But only briefly. When I posted about the Three Card Monte back in November, the Flog had maybe three readers and they were all, I think, Americans. Now we have a lot more and only 37% of you have regular access to good old 8½×11 inch American letter paper. (For the rest of you out there in A4 lands, welcome aboard and it’s not too late to reject the faux scientism of the vast Vichy Metric Conspiracy.Throw off your power-of-ten shackles! Freedom belongs to those who can count by twelves!)
Um, I had a point here, somewhere. Ah, yes. At the annual convention in New York City, one sees signs here and there, saying, “Don’t Get In Over Your Head!” Probably not a great way to learn how to swim, nor a particularly good way to learn how to fold. I admire those who jump into the complex side of the pool. It can be frustrating, I know, but not everyone wants to start out with duckies and sailboats.
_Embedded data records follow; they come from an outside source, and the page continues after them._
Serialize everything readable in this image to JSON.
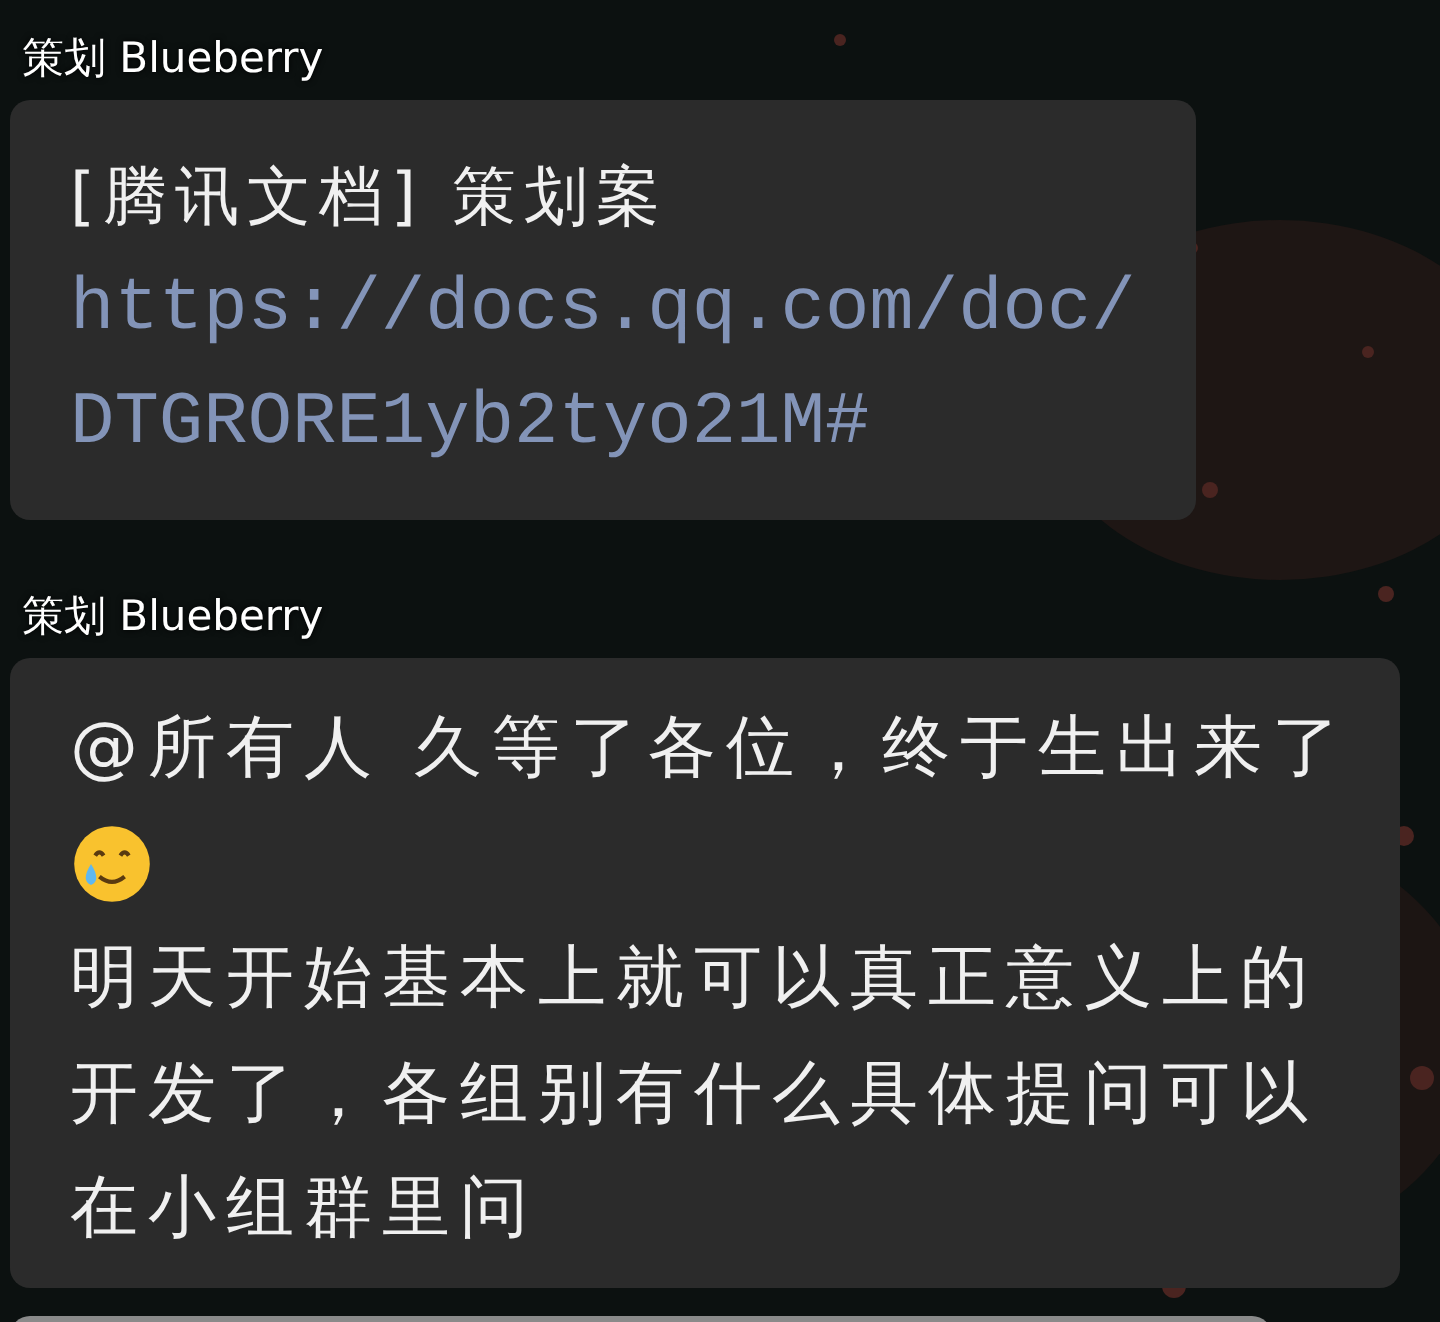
{
  "messages": [
    {
      "sender": "策划 Blueberry",
      "parts": [
        {
          "kind": "text",
          "text": "[腾讯文档] 策划案"
        },
        {
          "kind": "link",
          "text": "https://docs.qq.com/doc/DTGRORE1yb2tyo21M#"
        }
      ]
    },
    {
      "sender": "策划 Blueberry",
      "parts": [
        {
          "kind": "text",
          "text": "@所有人 久等了各位，终于生出来了"
        },
        {
          "kind": "emoji"
        },
        {
          "kind": "text",
          "text": "明天开始基本上就可以真正意义上的开发了，各组别有什么具体提问可以在小组群里问"
        }
      ]
    }
  ]
}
Ce?i dit, sometimes an individual will see a complex model and want to fold that model, come Hell or high hamsters. Say a hapless folder were to post a CP, knowing that most experienced folders could puzzle it out in a few moments without any difficulty and this rugged, yet untutored, individualist comes along and sees it. It’s the old Immovable Object and Irresistible Force thing. Something’s got to give.
This morning, I fully intended to get up and make a full, from scratch SCP of how to fold the Three Card Monte, full of landmarks and angles and three-part harmony and all like that. But then my landlord came by with a big bag of smoke detectors and CO detectors and the day kind of got away from us.
Please to accept this humble set of photo instructions that will lead you step-by-step from the CP to a hexagonal shirt wallet, with my abject apologies for not explaining how it got here. And, if you feel cocky, you can try your hand at the playing card model.
And next time, I promise to post something from a square. Tschüs!